With the use of data, there’s a strong hope this problematic reality will change. Precise planning of every task, in conjunction with a more inclusive information flow, can lead to optimized budget management. No more money spent on costly repairs or unpredicted delays.
9. Data as a knowledge base
One of the biggest problems the construction industry is currently facing has to do with its inability to accumulate knowledge and to document progress. In other words, construction has to become much better at analyzing the outcomes of completed projects and maintaining the positive elements for future use. The vast amounts of generated data could help the building sector establish some standardized and highly effective processes that could optimize construction and contribute to better management of resources.
To be more specific, historical data can be used by the building team to identify certain patterns and risks that can put the project or its surroundings in danger. Predictive analytics can, for example, analyze the potential impact of a new building or a street in an area. In that manner, a construction roadmap can be put together for particular areas or types of projects.
Additionally, the analysis of numerous projects can help in coming up with vital conclusions about the benefits and costs of renting or buying construction equipment based on the project phases.

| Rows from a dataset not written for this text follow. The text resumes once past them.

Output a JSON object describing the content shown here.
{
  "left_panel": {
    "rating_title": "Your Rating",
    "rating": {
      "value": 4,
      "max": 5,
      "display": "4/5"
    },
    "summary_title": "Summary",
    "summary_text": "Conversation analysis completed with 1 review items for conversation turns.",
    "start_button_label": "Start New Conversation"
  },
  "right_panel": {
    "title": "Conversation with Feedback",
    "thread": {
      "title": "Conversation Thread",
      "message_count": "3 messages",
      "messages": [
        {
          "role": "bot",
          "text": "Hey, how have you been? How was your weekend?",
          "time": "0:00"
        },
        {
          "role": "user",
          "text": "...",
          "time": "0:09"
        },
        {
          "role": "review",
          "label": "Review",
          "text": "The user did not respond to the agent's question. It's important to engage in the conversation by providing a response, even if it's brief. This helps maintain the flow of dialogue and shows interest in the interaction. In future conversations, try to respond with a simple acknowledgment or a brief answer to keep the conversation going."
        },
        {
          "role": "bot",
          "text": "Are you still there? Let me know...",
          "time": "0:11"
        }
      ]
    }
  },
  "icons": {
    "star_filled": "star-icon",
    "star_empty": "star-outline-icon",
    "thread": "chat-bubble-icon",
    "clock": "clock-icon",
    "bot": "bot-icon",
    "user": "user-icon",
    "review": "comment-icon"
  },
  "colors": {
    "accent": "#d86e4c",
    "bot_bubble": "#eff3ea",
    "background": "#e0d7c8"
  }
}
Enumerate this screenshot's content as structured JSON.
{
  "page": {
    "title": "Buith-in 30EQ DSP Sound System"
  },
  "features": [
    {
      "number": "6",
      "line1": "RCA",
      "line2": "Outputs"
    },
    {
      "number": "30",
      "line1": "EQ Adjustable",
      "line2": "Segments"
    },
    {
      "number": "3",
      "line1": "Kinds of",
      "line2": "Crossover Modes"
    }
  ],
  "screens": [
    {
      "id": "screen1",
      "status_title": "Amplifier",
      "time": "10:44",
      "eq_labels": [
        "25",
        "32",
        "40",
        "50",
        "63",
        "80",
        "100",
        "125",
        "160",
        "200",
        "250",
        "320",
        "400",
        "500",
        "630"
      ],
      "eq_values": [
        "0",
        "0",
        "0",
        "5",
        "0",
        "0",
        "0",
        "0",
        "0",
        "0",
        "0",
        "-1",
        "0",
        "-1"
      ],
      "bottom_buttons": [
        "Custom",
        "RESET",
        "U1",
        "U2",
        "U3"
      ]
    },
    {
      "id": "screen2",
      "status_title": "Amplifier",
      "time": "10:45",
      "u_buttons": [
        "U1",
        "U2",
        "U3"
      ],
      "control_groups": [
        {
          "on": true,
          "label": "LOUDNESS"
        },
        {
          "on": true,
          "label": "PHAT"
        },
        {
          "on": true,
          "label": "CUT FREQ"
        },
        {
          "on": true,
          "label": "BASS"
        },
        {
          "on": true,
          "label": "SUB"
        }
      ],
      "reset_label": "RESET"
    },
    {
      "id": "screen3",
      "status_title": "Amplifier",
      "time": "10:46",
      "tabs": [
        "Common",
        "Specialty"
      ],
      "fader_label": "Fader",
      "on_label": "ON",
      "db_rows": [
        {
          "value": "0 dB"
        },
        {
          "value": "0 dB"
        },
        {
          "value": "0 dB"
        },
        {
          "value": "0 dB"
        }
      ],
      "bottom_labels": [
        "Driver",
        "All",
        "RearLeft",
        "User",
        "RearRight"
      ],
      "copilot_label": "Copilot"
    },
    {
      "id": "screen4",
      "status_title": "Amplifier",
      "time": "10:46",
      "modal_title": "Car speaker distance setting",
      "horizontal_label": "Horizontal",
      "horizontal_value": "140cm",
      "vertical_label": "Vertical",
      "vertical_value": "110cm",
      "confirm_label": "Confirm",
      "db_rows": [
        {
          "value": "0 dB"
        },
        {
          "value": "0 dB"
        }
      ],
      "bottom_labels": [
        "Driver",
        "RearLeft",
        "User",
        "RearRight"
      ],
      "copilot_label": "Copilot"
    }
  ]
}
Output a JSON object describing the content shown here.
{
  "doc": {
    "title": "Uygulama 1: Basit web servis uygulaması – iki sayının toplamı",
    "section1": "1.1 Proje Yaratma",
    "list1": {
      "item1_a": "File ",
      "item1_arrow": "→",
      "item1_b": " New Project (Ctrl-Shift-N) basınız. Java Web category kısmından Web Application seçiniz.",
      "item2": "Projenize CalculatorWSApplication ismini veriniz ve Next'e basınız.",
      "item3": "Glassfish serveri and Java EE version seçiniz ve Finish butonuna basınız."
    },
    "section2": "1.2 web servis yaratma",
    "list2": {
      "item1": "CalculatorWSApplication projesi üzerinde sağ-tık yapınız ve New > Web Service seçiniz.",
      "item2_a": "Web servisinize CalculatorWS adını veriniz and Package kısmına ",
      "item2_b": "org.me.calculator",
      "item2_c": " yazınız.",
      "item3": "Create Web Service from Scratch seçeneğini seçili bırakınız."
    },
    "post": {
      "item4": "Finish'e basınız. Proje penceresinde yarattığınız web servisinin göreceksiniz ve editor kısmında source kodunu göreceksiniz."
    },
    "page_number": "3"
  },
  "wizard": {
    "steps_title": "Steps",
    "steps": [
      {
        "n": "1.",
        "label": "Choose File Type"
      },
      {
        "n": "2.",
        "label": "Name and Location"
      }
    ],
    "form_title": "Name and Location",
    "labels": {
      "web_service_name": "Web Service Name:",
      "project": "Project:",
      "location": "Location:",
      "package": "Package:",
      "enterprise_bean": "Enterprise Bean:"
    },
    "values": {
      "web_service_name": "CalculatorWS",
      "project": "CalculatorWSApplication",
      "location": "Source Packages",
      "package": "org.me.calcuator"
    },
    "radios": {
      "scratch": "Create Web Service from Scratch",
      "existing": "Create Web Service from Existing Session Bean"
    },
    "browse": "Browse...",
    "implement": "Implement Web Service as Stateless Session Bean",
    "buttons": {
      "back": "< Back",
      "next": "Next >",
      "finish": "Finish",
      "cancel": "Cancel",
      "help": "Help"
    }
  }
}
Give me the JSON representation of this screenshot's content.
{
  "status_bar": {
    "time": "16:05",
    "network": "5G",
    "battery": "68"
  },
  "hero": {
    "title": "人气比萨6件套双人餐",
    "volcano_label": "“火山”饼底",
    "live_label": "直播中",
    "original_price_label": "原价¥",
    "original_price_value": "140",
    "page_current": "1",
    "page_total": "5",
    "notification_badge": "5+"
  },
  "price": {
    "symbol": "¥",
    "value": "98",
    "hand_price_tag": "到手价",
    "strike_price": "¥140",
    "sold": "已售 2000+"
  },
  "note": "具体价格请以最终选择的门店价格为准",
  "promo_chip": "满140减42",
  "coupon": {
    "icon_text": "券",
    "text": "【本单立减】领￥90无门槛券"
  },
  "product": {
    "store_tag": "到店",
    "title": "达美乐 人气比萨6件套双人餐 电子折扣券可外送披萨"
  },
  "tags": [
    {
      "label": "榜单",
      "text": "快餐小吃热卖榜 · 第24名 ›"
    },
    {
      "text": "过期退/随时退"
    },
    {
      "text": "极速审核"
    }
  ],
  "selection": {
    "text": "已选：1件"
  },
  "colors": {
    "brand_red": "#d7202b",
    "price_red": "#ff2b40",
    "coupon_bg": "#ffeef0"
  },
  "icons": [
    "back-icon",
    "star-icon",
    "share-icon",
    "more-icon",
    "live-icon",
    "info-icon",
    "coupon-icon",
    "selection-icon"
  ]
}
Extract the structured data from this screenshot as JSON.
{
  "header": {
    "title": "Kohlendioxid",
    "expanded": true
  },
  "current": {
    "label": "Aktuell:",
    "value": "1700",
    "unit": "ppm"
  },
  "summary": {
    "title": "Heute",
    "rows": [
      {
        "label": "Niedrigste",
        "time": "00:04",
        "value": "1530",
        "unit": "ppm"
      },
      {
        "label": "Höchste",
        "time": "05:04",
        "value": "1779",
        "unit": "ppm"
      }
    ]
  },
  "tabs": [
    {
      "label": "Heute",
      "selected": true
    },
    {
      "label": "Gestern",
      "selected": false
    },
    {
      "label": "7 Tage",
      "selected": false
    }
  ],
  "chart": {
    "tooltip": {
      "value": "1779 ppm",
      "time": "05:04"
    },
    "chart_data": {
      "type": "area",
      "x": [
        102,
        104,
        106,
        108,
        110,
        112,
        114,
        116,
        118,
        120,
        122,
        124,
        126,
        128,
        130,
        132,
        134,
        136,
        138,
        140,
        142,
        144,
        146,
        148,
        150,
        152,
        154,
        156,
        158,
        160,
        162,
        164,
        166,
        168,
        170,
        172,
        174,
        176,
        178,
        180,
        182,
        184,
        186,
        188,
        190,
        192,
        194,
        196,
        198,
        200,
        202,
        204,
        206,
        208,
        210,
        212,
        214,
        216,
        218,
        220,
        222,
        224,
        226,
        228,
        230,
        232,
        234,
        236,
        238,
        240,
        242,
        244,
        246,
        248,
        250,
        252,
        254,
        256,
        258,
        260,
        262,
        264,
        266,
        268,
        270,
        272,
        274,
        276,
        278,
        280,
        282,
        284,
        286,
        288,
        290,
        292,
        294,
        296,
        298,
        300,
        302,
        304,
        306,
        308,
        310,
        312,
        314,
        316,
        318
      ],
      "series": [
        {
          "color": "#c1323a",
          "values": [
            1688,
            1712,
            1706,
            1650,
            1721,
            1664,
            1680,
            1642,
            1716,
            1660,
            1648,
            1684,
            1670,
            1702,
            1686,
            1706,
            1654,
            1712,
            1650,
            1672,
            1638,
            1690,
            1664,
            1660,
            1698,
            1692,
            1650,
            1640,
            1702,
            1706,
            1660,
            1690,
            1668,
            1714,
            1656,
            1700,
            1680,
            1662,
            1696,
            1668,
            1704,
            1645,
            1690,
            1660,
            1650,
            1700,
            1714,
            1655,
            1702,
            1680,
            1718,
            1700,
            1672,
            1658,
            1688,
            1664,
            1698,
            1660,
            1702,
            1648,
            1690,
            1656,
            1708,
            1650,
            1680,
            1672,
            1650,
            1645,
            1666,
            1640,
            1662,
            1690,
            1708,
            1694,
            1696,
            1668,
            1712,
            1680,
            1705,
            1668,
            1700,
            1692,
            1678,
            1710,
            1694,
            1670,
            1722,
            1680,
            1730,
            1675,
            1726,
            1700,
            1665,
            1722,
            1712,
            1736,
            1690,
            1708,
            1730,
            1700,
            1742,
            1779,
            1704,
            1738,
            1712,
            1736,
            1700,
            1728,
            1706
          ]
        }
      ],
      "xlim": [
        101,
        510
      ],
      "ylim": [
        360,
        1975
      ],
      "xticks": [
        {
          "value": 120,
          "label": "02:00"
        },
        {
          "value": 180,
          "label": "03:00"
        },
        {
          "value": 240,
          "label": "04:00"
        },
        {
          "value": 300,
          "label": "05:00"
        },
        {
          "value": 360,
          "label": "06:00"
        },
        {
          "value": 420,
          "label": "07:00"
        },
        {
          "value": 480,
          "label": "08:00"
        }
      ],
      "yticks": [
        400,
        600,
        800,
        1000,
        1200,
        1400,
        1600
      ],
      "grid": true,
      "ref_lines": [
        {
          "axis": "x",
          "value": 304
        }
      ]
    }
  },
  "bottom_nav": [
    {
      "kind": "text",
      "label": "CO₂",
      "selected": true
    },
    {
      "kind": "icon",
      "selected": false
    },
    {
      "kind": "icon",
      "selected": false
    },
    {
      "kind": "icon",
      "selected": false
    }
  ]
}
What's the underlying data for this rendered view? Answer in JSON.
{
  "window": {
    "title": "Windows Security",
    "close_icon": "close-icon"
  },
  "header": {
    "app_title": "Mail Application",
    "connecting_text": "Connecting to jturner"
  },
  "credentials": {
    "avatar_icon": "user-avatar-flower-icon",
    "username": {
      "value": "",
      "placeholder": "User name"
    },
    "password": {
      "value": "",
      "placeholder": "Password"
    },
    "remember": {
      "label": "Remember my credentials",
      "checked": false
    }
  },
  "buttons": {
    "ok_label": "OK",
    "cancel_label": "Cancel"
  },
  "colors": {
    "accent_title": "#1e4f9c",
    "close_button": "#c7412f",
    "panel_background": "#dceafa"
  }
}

Fuel consumption and environmental impact can also be analyzed. And maintenance activities can be examined and scheduled properly in accordance with the feedback provided by weather data or big data from smart sensors inside a building.
10. A new type of workforce
Last but certainly not least, the type of workforce that construction attracts will change due to the use of data in the industry. The need for a more technologically savvy workforce has already arisen. This shift will help the industry to improve its profile and become a more attractive option for young and well-trained employees. Moreover, it is expected to facilitate the effort to retain a young workforce, as there will be many long-term career choices.
All in all, data has significantly increased its presence in the building industry. Many changes are already on their way, and it’s no secret that construction is rapidly changing. At the moment, the biggest challenge for the sector is to take the best out of this shift and come up with a plan that can allow for a more transparent construction process.